====== EXCERPTED RECORDS

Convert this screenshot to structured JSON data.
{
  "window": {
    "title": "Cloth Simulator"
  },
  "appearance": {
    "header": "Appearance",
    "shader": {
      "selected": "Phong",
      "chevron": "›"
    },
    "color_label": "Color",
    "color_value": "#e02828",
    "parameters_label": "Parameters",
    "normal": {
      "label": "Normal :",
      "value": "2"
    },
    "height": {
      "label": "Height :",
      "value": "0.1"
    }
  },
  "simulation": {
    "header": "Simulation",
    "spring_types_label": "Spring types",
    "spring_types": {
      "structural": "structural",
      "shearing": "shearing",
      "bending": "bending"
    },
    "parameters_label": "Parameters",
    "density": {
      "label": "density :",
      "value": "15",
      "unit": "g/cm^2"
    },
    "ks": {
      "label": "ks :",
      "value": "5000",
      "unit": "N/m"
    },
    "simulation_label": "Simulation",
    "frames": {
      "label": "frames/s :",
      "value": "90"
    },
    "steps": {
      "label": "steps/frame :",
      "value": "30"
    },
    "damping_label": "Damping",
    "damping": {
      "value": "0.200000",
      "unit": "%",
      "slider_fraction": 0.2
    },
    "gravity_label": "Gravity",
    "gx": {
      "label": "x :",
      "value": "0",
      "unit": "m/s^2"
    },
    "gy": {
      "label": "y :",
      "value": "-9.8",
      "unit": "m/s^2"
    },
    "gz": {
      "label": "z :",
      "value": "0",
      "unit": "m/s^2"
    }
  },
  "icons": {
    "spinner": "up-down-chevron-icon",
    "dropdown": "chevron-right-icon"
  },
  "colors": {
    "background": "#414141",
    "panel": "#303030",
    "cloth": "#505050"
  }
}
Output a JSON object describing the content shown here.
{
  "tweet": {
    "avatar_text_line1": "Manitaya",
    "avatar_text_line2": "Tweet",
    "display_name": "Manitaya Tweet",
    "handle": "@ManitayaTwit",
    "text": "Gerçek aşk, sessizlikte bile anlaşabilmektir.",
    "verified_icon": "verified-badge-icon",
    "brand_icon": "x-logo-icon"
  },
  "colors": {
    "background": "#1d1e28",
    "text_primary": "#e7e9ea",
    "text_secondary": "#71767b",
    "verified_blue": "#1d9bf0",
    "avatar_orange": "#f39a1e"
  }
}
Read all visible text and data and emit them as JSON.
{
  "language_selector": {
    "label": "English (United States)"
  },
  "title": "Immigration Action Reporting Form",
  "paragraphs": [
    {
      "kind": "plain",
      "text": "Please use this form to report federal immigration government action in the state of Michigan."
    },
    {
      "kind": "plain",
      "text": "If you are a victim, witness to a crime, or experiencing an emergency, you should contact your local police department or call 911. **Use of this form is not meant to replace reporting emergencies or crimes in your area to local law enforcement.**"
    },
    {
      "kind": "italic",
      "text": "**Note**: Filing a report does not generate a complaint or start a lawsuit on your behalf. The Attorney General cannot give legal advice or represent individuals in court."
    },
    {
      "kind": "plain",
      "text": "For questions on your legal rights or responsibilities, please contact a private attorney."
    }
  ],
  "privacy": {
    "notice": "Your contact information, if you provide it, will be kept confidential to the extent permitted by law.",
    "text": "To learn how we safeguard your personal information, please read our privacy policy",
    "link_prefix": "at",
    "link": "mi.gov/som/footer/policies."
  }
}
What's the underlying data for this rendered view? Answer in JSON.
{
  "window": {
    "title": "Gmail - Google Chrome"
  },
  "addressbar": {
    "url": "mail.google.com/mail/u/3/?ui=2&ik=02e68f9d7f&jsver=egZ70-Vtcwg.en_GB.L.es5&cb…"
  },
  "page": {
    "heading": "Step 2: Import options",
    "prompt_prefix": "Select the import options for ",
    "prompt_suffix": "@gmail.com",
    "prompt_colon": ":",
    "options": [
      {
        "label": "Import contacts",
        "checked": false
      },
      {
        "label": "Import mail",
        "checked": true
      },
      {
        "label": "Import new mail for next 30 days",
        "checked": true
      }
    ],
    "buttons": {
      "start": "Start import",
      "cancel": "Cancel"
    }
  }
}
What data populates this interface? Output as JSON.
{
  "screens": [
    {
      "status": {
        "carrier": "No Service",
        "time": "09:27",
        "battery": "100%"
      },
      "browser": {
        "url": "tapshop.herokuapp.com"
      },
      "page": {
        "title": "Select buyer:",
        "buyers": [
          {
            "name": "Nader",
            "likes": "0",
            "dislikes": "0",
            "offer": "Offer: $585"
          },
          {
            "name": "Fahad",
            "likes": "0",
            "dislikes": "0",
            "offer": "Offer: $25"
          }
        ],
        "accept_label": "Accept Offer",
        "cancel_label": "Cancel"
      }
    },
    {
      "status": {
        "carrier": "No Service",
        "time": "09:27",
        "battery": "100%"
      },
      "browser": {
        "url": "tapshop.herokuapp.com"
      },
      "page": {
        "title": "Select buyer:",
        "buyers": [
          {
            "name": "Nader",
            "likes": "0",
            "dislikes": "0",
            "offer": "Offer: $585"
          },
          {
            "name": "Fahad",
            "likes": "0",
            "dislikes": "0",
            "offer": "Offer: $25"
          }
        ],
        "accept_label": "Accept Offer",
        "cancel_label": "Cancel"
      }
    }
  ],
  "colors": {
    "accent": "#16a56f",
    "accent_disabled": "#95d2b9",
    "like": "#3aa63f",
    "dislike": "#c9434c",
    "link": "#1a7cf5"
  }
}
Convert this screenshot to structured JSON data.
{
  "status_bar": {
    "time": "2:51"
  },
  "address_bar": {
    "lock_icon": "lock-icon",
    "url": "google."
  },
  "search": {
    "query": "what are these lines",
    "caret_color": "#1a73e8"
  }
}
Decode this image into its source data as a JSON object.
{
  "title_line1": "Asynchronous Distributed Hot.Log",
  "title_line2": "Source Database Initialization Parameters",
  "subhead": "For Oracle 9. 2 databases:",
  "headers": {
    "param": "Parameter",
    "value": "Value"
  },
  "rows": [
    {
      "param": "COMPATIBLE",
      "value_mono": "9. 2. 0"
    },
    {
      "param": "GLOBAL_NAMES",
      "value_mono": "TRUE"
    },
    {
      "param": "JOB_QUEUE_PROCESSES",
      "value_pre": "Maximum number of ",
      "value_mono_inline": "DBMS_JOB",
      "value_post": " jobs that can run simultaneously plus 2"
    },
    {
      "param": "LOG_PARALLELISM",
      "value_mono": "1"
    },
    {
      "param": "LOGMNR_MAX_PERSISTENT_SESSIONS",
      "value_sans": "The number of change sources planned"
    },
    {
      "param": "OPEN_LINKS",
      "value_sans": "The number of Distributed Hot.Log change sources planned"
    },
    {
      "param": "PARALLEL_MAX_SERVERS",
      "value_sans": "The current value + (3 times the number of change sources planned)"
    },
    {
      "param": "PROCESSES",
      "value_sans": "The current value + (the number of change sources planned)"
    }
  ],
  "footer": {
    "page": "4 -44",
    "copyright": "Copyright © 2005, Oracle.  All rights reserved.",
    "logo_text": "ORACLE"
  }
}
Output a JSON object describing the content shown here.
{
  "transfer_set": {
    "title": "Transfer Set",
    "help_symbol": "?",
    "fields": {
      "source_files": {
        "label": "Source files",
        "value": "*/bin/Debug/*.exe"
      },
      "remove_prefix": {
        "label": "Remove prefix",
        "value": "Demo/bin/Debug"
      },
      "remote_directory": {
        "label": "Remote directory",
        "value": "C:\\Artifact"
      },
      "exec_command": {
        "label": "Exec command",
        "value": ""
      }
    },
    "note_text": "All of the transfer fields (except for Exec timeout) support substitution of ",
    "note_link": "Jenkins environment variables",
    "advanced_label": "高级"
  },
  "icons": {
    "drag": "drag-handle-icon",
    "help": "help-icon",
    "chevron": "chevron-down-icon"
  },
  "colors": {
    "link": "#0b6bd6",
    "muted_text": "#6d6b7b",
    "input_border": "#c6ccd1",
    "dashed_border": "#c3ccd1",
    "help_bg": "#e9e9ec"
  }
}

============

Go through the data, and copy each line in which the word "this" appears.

Convert this screenshot to structured JSON data.
      "text": "Please use this form to report federal immigration government action in the state of Michigan."
      "text": "If you are a victim, witness to a crime, or experiencing an emergency, you should contact your local police department or call 911. **Use of this form is not meant to replace reporting emergencies or crimes in your area to local law enforcement.**"
What's the underlying data for this rendered view? Answer in JSON.
What data populates this interface? Output as JSON.
Convert this screenshot to structured JSON data.
Decode this image into its source data as a JSON object.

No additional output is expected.